━━━━━ Task input ━━━━━

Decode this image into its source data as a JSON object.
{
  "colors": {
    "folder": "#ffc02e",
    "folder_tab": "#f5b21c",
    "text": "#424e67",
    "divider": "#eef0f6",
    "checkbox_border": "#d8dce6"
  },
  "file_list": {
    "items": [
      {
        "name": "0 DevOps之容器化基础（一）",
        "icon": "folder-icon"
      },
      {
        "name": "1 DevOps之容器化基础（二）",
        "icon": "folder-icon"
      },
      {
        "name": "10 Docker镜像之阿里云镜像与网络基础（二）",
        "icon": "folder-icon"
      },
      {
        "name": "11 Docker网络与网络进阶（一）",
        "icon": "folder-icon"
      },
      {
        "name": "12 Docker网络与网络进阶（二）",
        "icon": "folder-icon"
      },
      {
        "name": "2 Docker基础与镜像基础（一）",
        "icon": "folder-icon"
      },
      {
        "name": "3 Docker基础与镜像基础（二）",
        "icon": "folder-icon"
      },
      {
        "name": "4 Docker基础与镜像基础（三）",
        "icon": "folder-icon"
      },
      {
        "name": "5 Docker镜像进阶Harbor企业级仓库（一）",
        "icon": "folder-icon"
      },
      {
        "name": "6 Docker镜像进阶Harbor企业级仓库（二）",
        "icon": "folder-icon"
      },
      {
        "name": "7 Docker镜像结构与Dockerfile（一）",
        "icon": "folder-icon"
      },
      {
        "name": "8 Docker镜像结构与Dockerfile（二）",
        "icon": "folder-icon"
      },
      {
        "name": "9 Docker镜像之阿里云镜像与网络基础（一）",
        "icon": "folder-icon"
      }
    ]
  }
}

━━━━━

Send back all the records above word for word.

> [Task result]:
Decode this image into its source data as a JSON object.
{
  "colors": {
    "folder": "#ffc02e",
    "folder_tab": "#f5b21c",
    "text": "#424e67",
    "divider": "#eef0f6",
    "checkbox_border": "#d8dce6"
  },
  "file_list": {
    "items": [
      {
        "name": "0 DevOps之容器化基础（一）",
        "icon": "folder-icon"
      },
      {
        "name": "1 DevOps之容器化基础（二）",
        "icon": "folder-icon"
      },
      {
        "name": "10 Docker镜像之阿里云镜像与网络基础（二）",
        "icon": "folder-icon"
      },
      {
        "name": "11 Docker网络与网络进阶（一）",
        "icon": "folder-icon"
      },
      {
        "name": "12 Docker网络与网络进阶（二）",
        "icon": "folder-icon"
      },
      {
        "name": "2 Docker基础与镜像基础（一）",
        "icon": "folder-icon"
      },
      {
        "name": "3 Docker基础与镜像基础（二）",
        "icon": "folder-icon"
      },
      {
        "name": "4 Docker基础与镜像基础（三）",
        "icon": "folder-icon"
      },
      {
        "name": "5 Docker镜像进阶Harbor企业级仓库（一）",
        "icon": "folder-icon"
      },
      {
        "name": "6 Docker镜像进阶Harbor企业级仓库（二）",
        "icon": "folder-icon"
      },
      {
        "name": "7 Docker镜像结构与Dockerfile（一）",
        "icon": "folder-icon"
      },
      {
        "name": "8 Docker镜像结构与Dockerfile（二）",
        "icon": "folder-icon"
      },
      {
        "name": "9 Docker镜像之阿里云镜像与网络基础（一）",
        "icon": "folder-icon"
      }
    ]
  }
}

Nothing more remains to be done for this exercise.